Google's acquisition of DeepMind is yet another sign the future of artificial intelligence is here. Check out some of the big ideas AI startups are pursuing.
The potential for artificial intelligence has, for decades, been mostly relegated to the larger-than-life imaginations of Hollywood directors. From Blade Runner to Terminator, it always seems to take place in some distant and dystopian future. And yet, if there's one thing to be learned from Google's recent acquisition of the artificial intelligence startup DeepMind for a reported $400 million, it's that the heyday for this type of technology is not a century or even decades away. It's here.
The global market for artificial intelligence was valued at $900 million in 2013, according to the market research firm Research and Markets. Meanwhile, a study out of Oxford University last year found that in the near future artificially intelligent technology could take over nearly half of all U.S. jobs. It's scary news for some, but it's also a huge opportunity for entrepreneurs innovating in this space. Here are a few emerging applications of artificial intelligence for the real world (fleets of artificially intelligent robots hell bent on destroying the human race, not included):
Understanding Big Data
The big data market has been maturing for years now. There's plenty of technology out there that can crunch the numbers and spit them out in a spreadsheet or chart. The problem is, there's a difference between having the data on hand and truly understanding it. Now, entrepreneurs are beginning to fill that gap with technology that not only synthesizes the data, but interprets it, too. One such company, Chicago-based Narrative Science, has developed a program called Quill that goes so far as to provide users with a written report of the data in story form. In addition to an $11.5 million Series C round it raised last year, Narrative Science is also backed by the CIA's investment arm In-Q-Tel.
Making Smarter Robots

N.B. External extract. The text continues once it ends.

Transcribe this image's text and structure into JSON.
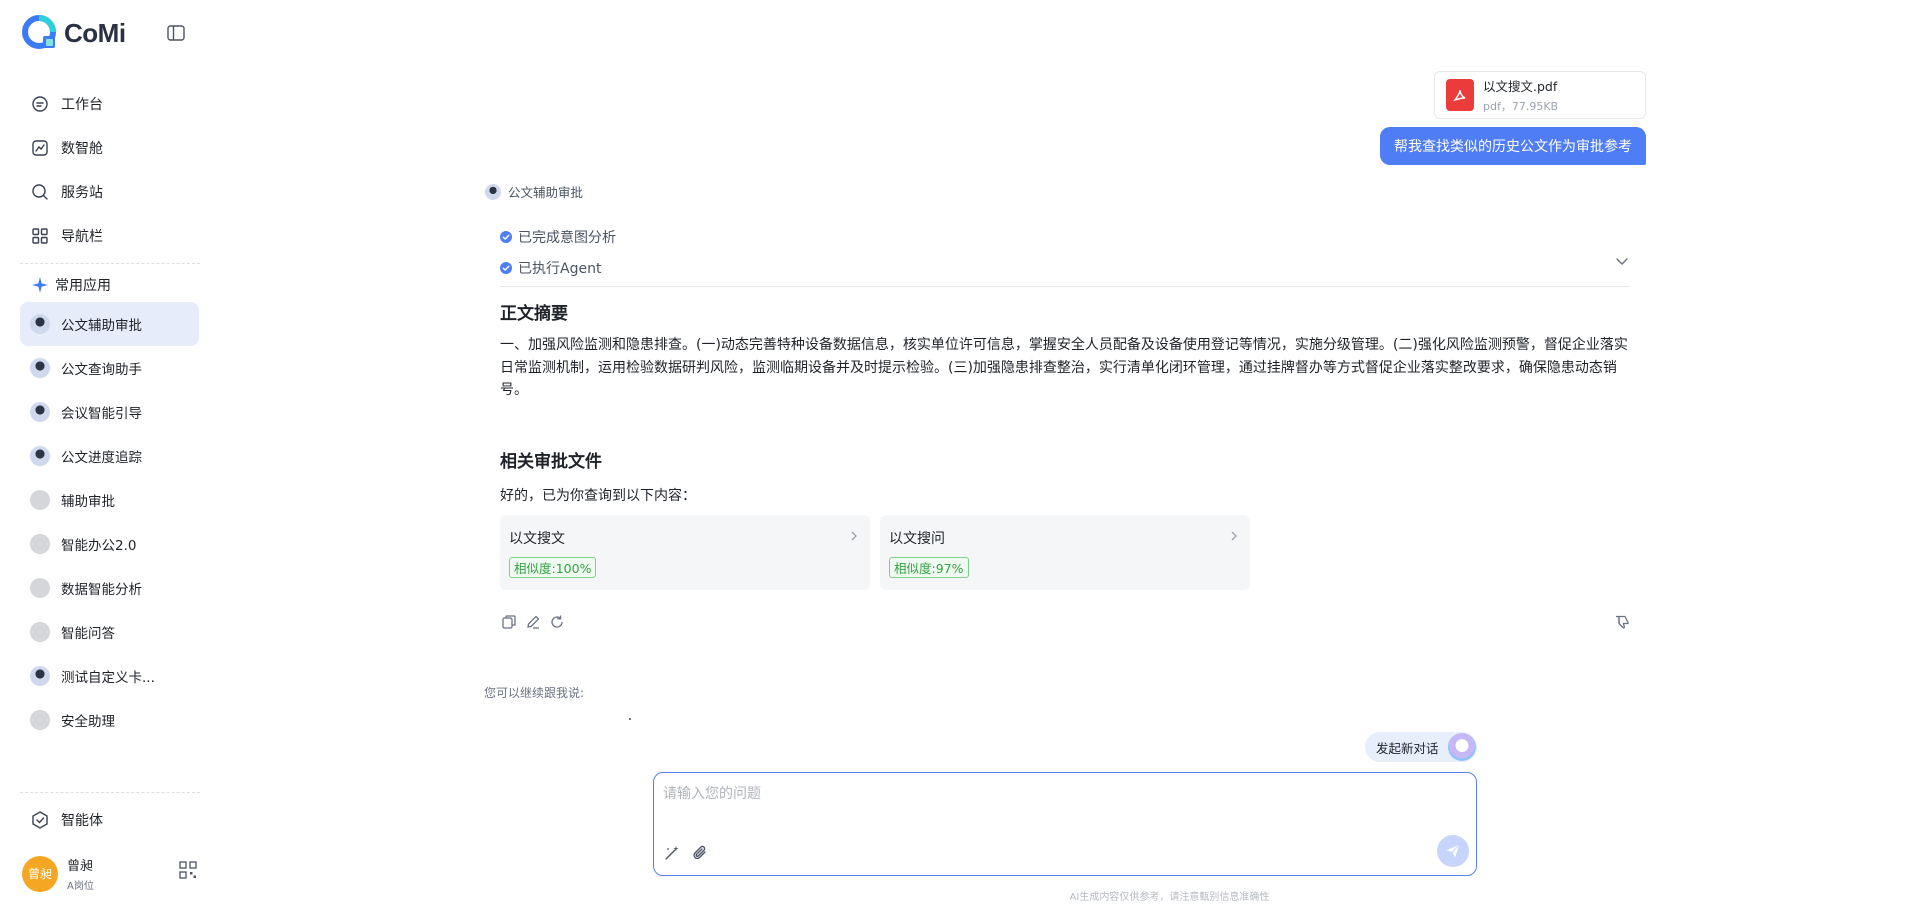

The days of robots performing simple manufacturing tasks manually controlled by humans are far from over, and yet there's a land rush going on among startups vying to build a better robot brain which would allow machines to operate autonomously. There's Baxter, of course, Rethink Robotics' famously friendly-looking research robot, which is already on the market, and can be actually be trained. Others, like Hanson Robotics, have invented remarkably human-like robots, capable of carrying a conversation (albeit a peculiar one) and recalling personal history.
Making Smarter Assistants
Ubiquitous and beloved as Siri is, she's far from perfect. That's why some ambitious entrepreneurs are seeking to build an artificially intelligent assistant that's even better than Siri. Incredible Labs, a Khosla Ventures-backed startup, has already developed Donna, a personal assistant app that not only reminds you when you have an appointment, but tells you when to leave, how to get there, and memorizes your preferences. Taking that a step farther is Jarvis Corp, a startup, which so far, is still in the conceptual phases of building a virtual assistant that can access the Internet and answer questions, but can also act as a control for all the connected devices in a house, and act as an Internet server. Whether Jarvis's creators can deliver on this bold promise, though, still remains to be seen.
Artificial intelligence isn't just for processing requests and synthesizing data anymore. Now, some startups are even developing technology that can understand sentiment, a trend known as affective computing. Beyond Verbal, a Tel Aviv-based startup, for one, uses technology to analyze vocal intonations to determine a person's mood. Affectiva's software accomplishes a similar mission, but by instead monitoring a person's face. The idea is, that by understanding emotions, artificially intelligent technology could predict a person's needs in drastically more human ways.